There is at least one prom scene in every mainstream teenage film, but it’s hardly ever a joyful one.
Whether the characters struggle to fit in with their classmates or have a hard time coming to terms with their own identity, their prom memories are usually far from being glorious.
Identifying as LGBTI could make the experience even worse. According to Stonewall UK, nearly half of lesbian, gay, bi and trans students are bullied at school (45%). It is easy to see how prom can quickly turn into a heteronormative, alienating event for many of them.
However difficult, a high school ball is still a rite of passage. Queer Prom: Rainbow Ball in Brighton aims to dispel all ghosts of proms past. Furthermore, it might give a second chance to those who missed their high school dance.
Brighton Queer Prom: Rainbow Ball is on 3 August
Vicki Cook came up with the idea of a queer ball in 2014. At the time, it was a ‘much more low key, DIY event’.
‘I was talking to some friends about our negative experiences at our school leavers dance or our high school proms. Someone mentioned that it would be great to have a queer prom and be able to redo our experiences,’ Cook told Gay Star News.
The concept was picked up again in January 2018 by Cook and her partner Jules Haydon Guaitamacchi. The couple organized a Winter Queer Prom wanting to rewrite the high school ball experience and create a safe space for all. The event was so successful they decided to throw another queer ball to kick off Brighton Pride (3 -5 August).
One of the official Pride parties, the ball will have the same theme as Brighton Pride, Colors of the World. It will take place on Friday 3 August, from 7pm till late. The chosen venue is Patterns, a scenic club overlooking Brighton seafront.
There is no age limit, although you need to be 18+ as it’s an alcohol licensed premises. And there’s no dress code: sporting whatever outfit they want, attendees are expected to range from 18 to 60+ year old.
Ambassadors and performers
The event’s main sponsors Brighton Gin, along with ambassadors Cambell, Howie, Brooke, and Charlie from the two-part TV series Genderquake, will host a gin punch reception, meet and greet on the venue’s beautiful terrace called Ginderquake before taking the party inside for speeches by our main charity and the Genderquake Ambassadors. There will also be alcohol-free punch for non-drinkers.
LGBTI performers include drag kings and queens, national champion pole dancers and a few surprises, including a Britney Spears drag performer.
Queer Prom rewrites history
The organizers also shared their own high school memories.
Vicki said she ‘went to prom but not before being forced into a long dress, heels, a spray tan and a Debenhams makeover’.

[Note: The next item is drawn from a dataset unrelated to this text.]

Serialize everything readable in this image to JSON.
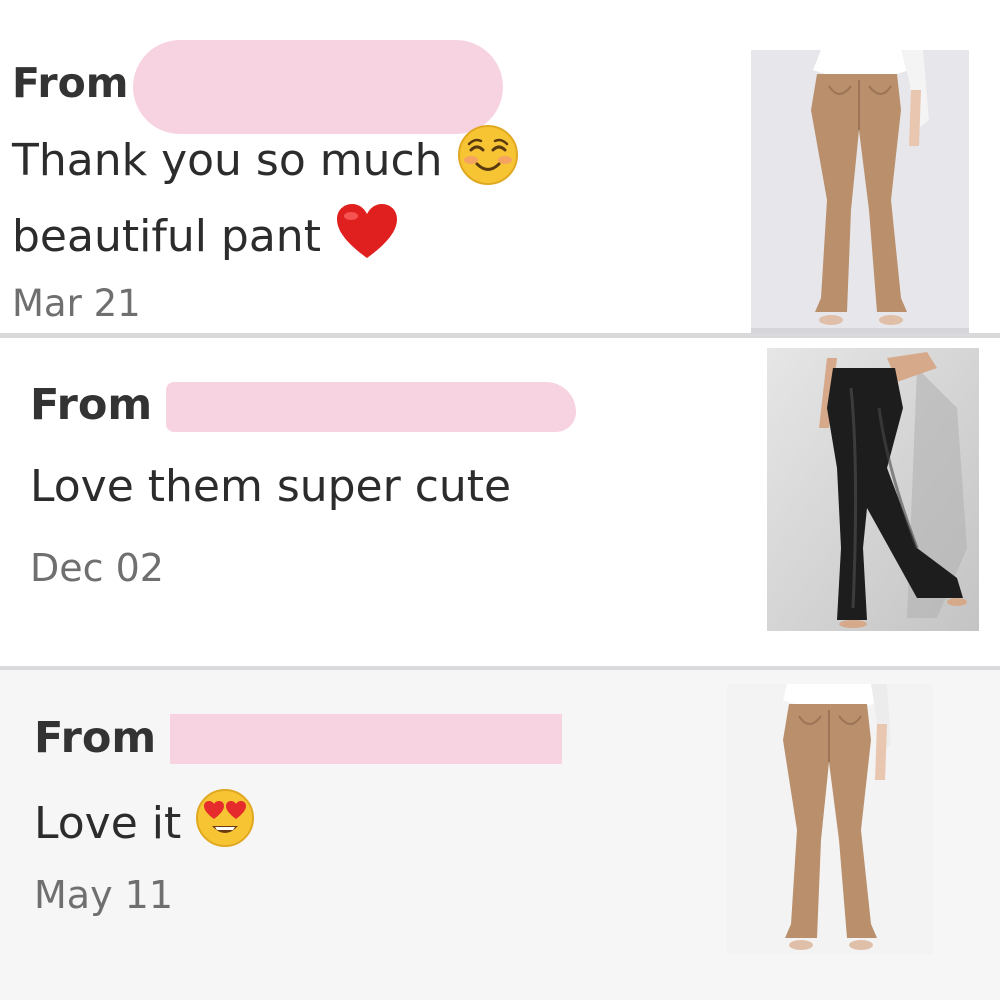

‘I spent the entire night feeling so alienated and invisible. I […] was totally oblivious to what a queerdo I was,’ she also added.
Jules opened up about struggling with mental health issues at the time.
‘When I was 18 I […] had a really difficult time. I was unaware that I was trans and just felt like I didn’t fit in with anyone. I didn’t even consider attending my prom. So my first prom was in 2018 at the Winter Queer Prom. I was two months on testosterone, I wore a suit and attended with the person I loved.’
An inspirational event
‘We met couples from all over the world who told us of their experiences and how it meant so much to be able to re-write history. It was an incredibly emotional experience,’ the organizers said.
‘At Queer Prom, Ryan and I got to relive our prom nights with each other. We got dressed up in our fabulous suits, got each other boutonnieres, and slow danced with each other to cheesy songs. I got to experience everything, as a shy awkward 17-year old gay teen in 2005, I so desperately wished for,’ said David Kim, who attended last January’s ball.
‘I had a fantastic time and would like to thank the lovely organizers for creating such an inspirational event.’
Queer Prom: Rainbow Ball is a non-profit event raising money for Mermaids, the LGBTQ Disability project, and local charitable services. Book your tickets here.
If you can’t make it to Brighton, fear not as a Queer Prom might come to London this fall.